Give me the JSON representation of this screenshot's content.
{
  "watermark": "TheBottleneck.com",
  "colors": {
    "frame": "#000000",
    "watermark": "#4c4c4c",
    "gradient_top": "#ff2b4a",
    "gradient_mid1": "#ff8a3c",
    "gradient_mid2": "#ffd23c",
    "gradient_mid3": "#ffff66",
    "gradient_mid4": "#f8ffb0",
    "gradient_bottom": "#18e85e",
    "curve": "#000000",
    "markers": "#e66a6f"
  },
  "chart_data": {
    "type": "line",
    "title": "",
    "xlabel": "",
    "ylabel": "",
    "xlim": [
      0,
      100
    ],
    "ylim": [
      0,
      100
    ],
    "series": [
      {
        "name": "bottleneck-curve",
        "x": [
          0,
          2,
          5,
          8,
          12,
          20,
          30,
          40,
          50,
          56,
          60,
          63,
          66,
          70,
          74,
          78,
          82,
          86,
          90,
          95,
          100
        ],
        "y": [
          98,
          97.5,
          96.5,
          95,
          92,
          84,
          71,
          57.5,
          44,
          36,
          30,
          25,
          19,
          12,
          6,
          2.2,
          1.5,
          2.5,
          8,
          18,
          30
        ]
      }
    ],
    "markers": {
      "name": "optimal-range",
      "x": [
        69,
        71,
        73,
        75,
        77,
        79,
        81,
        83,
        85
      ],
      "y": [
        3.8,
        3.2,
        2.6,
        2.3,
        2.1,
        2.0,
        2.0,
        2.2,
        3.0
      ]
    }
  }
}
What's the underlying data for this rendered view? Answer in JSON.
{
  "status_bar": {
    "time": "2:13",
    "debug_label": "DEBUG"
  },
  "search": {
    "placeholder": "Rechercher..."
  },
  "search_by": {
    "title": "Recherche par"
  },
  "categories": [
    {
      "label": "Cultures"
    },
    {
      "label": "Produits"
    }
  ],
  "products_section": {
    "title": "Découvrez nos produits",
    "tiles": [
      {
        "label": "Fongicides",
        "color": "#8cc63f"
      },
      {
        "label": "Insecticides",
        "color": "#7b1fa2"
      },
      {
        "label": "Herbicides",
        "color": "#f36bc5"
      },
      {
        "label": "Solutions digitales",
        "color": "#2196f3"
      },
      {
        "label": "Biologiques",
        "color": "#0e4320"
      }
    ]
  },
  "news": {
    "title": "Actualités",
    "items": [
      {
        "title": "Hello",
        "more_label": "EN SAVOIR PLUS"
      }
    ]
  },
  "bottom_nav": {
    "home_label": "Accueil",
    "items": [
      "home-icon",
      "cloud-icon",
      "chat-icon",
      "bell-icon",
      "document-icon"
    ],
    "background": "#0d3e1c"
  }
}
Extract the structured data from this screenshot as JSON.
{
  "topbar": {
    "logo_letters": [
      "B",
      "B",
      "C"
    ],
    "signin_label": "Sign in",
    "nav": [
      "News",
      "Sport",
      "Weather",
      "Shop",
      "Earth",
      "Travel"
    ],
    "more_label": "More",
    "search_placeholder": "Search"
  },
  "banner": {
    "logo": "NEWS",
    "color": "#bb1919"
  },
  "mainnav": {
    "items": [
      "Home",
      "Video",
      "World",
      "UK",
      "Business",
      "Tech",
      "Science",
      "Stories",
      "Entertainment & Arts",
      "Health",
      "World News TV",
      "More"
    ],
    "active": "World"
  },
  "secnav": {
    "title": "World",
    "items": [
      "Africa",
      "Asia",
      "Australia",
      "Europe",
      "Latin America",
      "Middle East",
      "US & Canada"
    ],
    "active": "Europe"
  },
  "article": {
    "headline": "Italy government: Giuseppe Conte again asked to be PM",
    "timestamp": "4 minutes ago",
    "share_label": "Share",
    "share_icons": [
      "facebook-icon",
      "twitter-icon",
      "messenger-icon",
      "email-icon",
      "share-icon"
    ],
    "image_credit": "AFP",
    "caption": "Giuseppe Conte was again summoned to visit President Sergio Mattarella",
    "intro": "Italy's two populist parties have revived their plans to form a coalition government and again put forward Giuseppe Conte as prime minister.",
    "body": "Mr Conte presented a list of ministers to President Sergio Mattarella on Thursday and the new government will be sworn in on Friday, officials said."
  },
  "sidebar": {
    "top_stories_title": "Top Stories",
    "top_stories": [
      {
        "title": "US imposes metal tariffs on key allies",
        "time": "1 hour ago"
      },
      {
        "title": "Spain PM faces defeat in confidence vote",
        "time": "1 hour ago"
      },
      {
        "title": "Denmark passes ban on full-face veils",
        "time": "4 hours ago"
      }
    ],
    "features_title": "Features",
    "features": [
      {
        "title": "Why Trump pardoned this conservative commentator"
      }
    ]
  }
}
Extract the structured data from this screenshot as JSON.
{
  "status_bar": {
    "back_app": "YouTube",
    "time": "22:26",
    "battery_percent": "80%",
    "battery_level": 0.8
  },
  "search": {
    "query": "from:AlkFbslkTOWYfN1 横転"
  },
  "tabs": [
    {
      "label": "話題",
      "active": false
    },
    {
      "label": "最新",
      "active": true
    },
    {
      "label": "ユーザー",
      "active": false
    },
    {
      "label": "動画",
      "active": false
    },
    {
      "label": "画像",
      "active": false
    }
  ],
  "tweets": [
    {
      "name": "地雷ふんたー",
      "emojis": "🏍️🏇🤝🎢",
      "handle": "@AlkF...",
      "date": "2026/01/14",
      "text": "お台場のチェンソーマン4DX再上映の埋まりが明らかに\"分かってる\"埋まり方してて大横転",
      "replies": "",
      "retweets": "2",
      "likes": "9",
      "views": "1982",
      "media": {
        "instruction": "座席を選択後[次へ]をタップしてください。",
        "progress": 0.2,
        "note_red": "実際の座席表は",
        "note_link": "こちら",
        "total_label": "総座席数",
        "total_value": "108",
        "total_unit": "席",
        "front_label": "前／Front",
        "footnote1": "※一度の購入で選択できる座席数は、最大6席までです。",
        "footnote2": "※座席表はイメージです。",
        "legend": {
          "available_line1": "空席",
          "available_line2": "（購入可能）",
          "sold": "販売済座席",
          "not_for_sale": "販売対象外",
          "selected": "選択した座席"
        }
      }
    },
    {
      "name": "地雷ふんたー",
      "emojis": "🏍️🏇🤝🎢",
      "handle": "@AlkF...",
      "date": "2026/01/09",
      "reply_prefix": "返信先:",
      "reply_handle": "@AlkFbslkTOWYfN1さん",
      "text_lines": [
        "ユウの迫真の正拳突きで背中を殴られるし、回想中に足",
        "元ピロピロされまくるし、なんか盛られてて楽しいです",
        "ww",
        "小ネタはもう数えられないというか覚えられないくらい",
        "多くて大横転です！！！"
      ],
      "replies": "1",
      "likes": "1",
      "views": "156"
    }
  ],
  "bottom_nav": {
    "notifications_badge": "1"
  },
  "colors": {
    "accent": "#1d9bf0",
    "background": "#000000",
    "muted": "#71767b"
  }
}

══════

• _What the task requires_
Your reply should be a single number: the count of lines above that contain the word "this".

• _Exercise answer_
5